In Our Lord’s time leprosy was a double whammy. As a disease it was an endless string of sores that were not followed by natural healing and fresh flesh. It was also a religious uncleanness that banned the leper from attendance at the synagogue, temple or market. The leper in today’s gospel apparently had grown used to living with his disease, so he didn’t ask for a cure, but he hadn’t been able to accept being excluded from the company of other humans, so he asked to be cleansed.
The U.S. isolated lepers in a colony at Carville Louisiana. In 1873 G. A. Hanson isolated the bacteria causing leprosy. Then, the first highly effective drug for treating it, dapsone, became available in the 1940’s. Carville was completely shut down in 1999.
The lepers were wandering beggars in Korea when I went there in the 1950’s. There was a cardboard and tin settlement of twenty thousand lepers on the red mud flats near the Yellow Sea. Once when I went to pay a visit on some Irish nursing nuns, they had arranged for an American archbishop to accompany them out there to offer Mass, and they had me come along to hear confessions.

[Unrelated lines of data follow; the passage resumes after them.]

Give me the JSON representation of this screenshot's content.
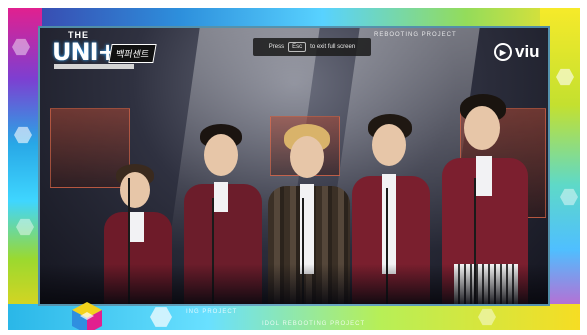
{
  "logo": {
    "the": "THE",
    "unit": "UNI+",
    "badge": "백퍼센트"
  },
  "banners": {
    "top": "REBOOTING PROJECT",
    "bottom_center": "IDOL REBOOTING PROJECT",
    "bottom_left": "ING PROJECT"
  },
  "fullscreen_tip": {
    "prefix": "Press",
    "key": "Esc",
    "suffix": "to exit full screen"
  },
  "watermark": {
    "brand": "viu"
  },
  "colors": {
    "frame_magenta": "#e1208f",
    "frame_cyan": "#3fd6ff",
    "frame_yellow": "#f6ea2a",
    "jacket_burgundy": "#7a1f2e"
  }
}
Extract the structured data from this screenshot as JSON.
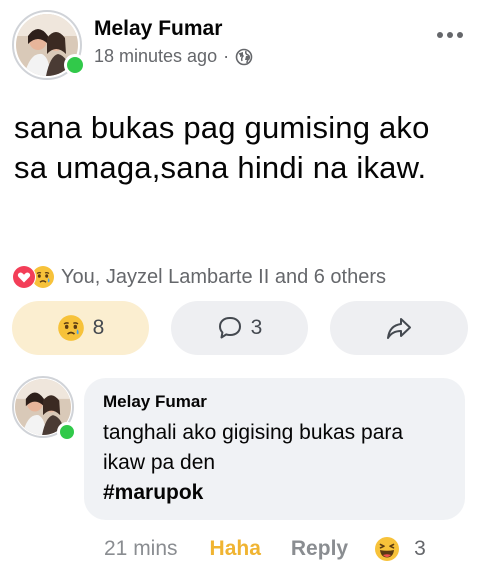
{
  "post": {
    "author": "Melay Fumar",
    "time": "18 minutes ago",
    "separator": "·",
    "privacy_icon": "globe-icon",
    "more_icon": "more-options-icon",
    "text": "sana bukas pag gumising ako sa umaga,sana hindi na ikaw."
  },
  "reactions": {
    "icons": [
      "heart-reaction-icon",
      "sad-reaction-icon"
    ],
    "summary": "You, Jayzel Lambarte II and 6 others"
  },
  "actions": {
    "react": {
      "icon": "sad-reaction-icon",
      "count": "8"
    },
    "comment": {
      "icon": "comment-icon",
      "count": "3"
    },
    "share": {
      "icon": "share-icon"
    }
  },
  "comment": {
    "author": "Melay Fumar",
    "line1": "tanghali ako gigising bukas para",
    "line2": "ikaw pa den",
    "hashtag": "#marupok",
    "time": "21 mins",
    "haha_label": "Haha",
    "reply_label": "Reply",
    "reaction_icon": "haha-reaction-icon",
    "reaction_count": "3"
  },
  "colors": {
    "online": "#31c94a",
    "haha": "#f0b432",
    "react_bg": "#fbeed0",
    "button_bg": "#eeeff2",
    "bubble_bg": "#f0f2f5",
    "secondary_text": "#65676b"
  }
}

There was a three-hour string of Catholic lepers kneeling next to me for confessions, and they had me noticing two things. One thing was that Korean Catholics are no different than American Catholics, and that lepers are no different then healthy people. We all have the same troubles praying and getting along.

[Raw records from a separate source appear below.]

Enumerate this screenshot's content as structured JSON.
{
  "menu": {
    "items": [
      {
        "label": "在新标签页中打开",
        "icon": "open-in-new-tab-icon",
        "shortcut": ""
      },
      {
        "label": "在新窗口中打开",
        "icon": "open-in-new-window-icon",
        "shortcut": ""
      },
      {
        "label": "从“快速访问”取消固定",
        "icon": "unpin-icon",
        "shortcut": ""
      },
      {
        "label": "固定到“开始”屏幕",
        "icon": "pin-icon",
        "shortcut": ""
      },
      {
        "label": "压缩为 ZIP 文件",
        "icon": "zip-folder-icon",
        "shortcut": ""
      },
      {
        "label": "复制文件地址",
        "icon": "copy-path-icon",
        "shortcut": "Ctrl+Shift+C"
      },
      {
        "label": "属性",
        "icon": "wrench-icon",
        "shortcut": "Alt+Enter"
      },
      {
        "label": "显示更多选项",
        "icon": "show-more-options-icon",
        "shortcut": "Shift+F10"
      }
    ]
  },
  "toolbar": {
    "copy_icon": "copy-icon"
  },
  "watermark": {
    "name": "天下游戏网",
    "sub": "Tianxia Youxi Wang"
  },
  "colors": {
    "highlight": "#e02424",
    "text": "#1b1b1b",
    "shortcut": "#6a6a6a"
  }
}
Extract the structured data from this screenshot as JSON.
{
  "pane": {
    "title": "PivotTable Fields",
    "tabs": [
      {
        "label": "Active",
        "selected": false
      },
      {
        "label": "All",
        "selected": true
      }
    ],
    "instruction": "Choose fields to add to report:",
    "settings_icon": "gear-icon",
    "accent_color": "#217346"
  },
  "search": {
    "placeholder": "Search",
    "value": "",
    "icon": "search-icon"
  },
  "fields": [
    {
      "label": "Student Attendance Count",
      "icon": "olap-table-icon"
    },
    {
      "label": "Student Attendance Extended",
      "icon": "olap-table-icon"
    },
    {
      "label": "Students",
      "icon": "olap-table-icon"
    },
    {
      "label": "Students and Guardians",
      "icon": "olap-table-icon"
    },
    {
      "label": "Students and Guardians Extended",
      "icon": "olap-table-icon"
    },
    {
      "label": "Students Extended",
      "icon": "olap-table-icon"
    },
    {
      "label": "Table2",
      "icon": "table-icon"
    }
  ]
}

At the outdoor Mass that followed, we had three cups of communion hosts to be consecrated at the Mass, but I forgot to put them on the altar. Just before communion time the archbishop and I both noticed them on a side table. So, I put them where I should have had them on the altar, and Archbishop Henry repeated the Consecration.
Afterwards, in telling the other priests about it, Archbishop Henry said, “At the same moment both of us noticed the three cups of host on the side table, and Sully said, “Cripes!”